A joint announcement by the Transport, Justice and Innovation ministers and the chief of police said visible signs would be installed to warn drivers of fixed and mobile cameras and the legal speed limit in that area.

The announcement came after a meeting on Monday, where it was stressed that the public needs to be properly informed on how the camera system operates.

Since 25 October, speed cameras were officially back on the island’s roads as the re-introduced traffic monitoring network went live.

Up to the end of the year, four fixed cameras and four mobile cameras are up and running as part of a pilot program.

According to police, the four cameras set up at a busy Nicosia junction on Grivas Digheni and Demosthenis Severis Avenues and the other four mobile cameras have recorded thousands of violations daily.

Each of the four cameras at the busy Nicosia junction records on average 500 violations a day.

Until the end of the year, no offending motorist will receive a fine as operators of the system will only be sending out warnings, giving time for drivers to familiarise themselves.

Until January, offending drivers will be sent warnings through the post but not fines or penalty points.

From January, fines will be sent to the owner of the offending vehicle, who will then have 15 days to declare who was behind the wheel at the time.

Cameras will monitor speed violations, motorists not wearing a seat belt, motorcyclists not wearing crash helmets, the use of mobile phones whilst driving, and drivers not complying with the traffic light system.

The project is implemented in three phases, with 90 fixed cameras installed at 30 locations to monitor red light and stop sign infringements.

Twenty fixed, and 16 mobile cameras will be installed in the first six months, with an additional 66 cameras in the third stage in the following 12 months.

It will be completed in about two years.

The €34 mln project has Cyprus Police feeling confident the re-introduction of traffic cameras will help reduce road accident-related deaths.

When Cyprus introduced speed cameras in 12 locations 14 years ago, road accidents were reduced by over 50%.

Traffic cameras were first introduced in 2007, but technical and legal issues over the ownership of the platform and collection of fines forced the government to switch them off.

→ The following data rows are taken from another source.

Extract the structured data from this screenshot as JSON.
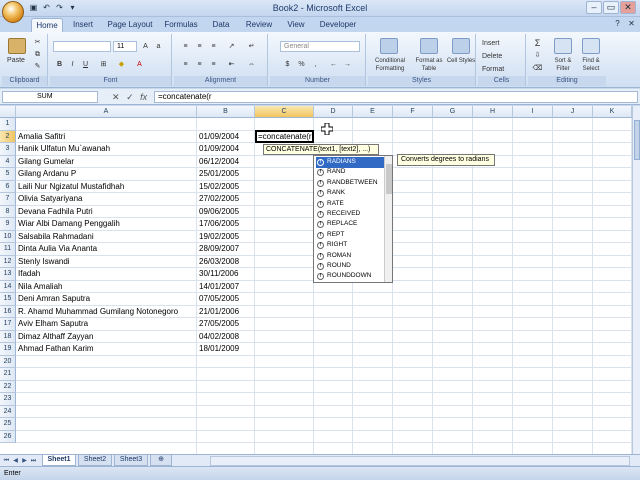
{
  "window": {
    "title": "Book2 - Microsoft Excel"
  },
  "tabs": [
    "Home",
    "Insert",
    "Page Layout",
    "Formulas",
    "Data",
    "Review",
    "View",
    "Developer"
  ],
  "ribbon": {
    "groups": {
      "clipboard": "Clipboard",
      "font": "Font",
      "alignment": "Alignment",
      "number": "Number",
      "styles": "Styles",
      "cells": "Cells",
      "editing": "Editing"
    },
    "paste": "Paste",
    "font_size": "11",
    "number_format": "General",
    "conditional_formatting": "Conditional Formatting",
    "format_as_table": "Format as Table",
    "cell_styles": "Cell Styles",
    "insert": "Insert",
    "delete": "Delete",
    "format": "Format",
    "sort_filter": "Sort & Filter",
    "find_select": "Find & Select"
  },
  "formula_bar": {
    "name_box": "SUM",
    "formula": "=concatenate(r",
    "fx": "fx"
  },
  "columns": [
    "A",
    "B",
    "C",
    "D",
    "E",
    "F",
    "G",
    "H",
    "I",
    "J",
    "K"
  ],
  "rows": [
    {
      "n": "1",
      "a": "",
      "b": ""
    },
    {
      "n": "2",
      "a": "Amalia Safitri",
      "b": "01/09/2004"
    },
    {
      "n": "3",
      "a": "Hanik Ulfatun Mu`awanah",
      "b": "01/09/2004"
    },
    {
      "n": "4",
      "a": "Gilang Gumelar",
      "b": "06/12/2004"
    },
    {
      "n": "5",
      "a": "Gilang Ardanu P",
      "b": "25/01/2005"
    },
    {
      "n": "6",
      "a": "Laili Nur Ngizatul Mustafidhah",
      "b": "15/02/2005"
    },
    {
      "n": "7",
      "a": "Olivia Satyariyana",
      "b": "27/02/2005"
    },
    {
      "n": "8",
      "a": "Devana Fadhila Putri",
      "b": "09/06/2005"
    },
    {
      "n": "9",
      "a": "Wiar Albi Damang Penggalih",
      "b": "17/06/2005"
    },
    {
      "n": "10",
      "a": "Salsabila Rahmadani",
      "b": "19/02/2005"
    },
    {
      "n": "11",
      "a": "Dinta Aulia Via Ananta",
      "b": "28/09/2007"
    },
    {
      "n": "12",
      "a": "Stenly Iswandi",
      "b": "26/03/2008"
    },
    {
      "n": "13",
      "a": "Ifadah",
      "b": "30/11/2006"
    },
    {
      "n": "14",
      "a": "Nila Amaliah",
      "b": "14/01/2007"
    },
    {
      "n": "15",
      "a": "Deni Amran Saputra",
      "b": "07/05/2005"
    },
    {
      "n": "16",
      "a": "R. Ahamd Muhammad Gumilang Notonegoro",
      "b": "21/01/2006"
    },
    {
      "n": "17",
      "a": "Aviv Elham Saputra",
      "b": "27/05/2005"
    },
    {
      "n": "18",
      "a": "Dimaz Althaff Zayyan",
      "b": "04/02/2008"
    },
    {
      "n": "19",
      "a": "Ahmad Fathan Karim",
      "b": "18/01/2009"
    },
    {
      "n": "20",
      "a": "",
      "b": ""
    },
    {
      "n": "21",
      "a": "",
      "b": ""
    },
    {
      "n": "22",
      "a": "",
      "b": ""
    },
    {
      "n": "23",
      "a": "",
      "b": ""
    },
    {
      "n": "24",
      "a": "",
      "b": ""
    },
    {
      "n": "25",
      "a": "",
      "b": ""
    },
    {
      "n": "26",
      "a": "",
      "b": ""
    }
  ],
  "active_cell_text": "=concatenate(r",
  "arg_tooltip": "CONCATENATE(text1, [text2], ...)",
  "autocomplete": [
    "RADIANS",
    "RAND",
    "RANDBETWEEN",
    "RANK",
    "RATE",
    "RECEIVED",
    "REPLACE",
    "REPT",
    "RIGHT",
    "ROMAN",
    "ROUND",
    "ROUNDDOWN"
  ],
  "autocomplete_description": "Converts degrees to radians",
  "sheets": [
    "Sheet1",
    "Sheet2",
    "Sheet3"
  ],
  "status": "Enter"
}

As an EU member, Cyprus has adopted the European target of a 50% reduction in road fatalities and a 50% reduction in serious injuries by 2030.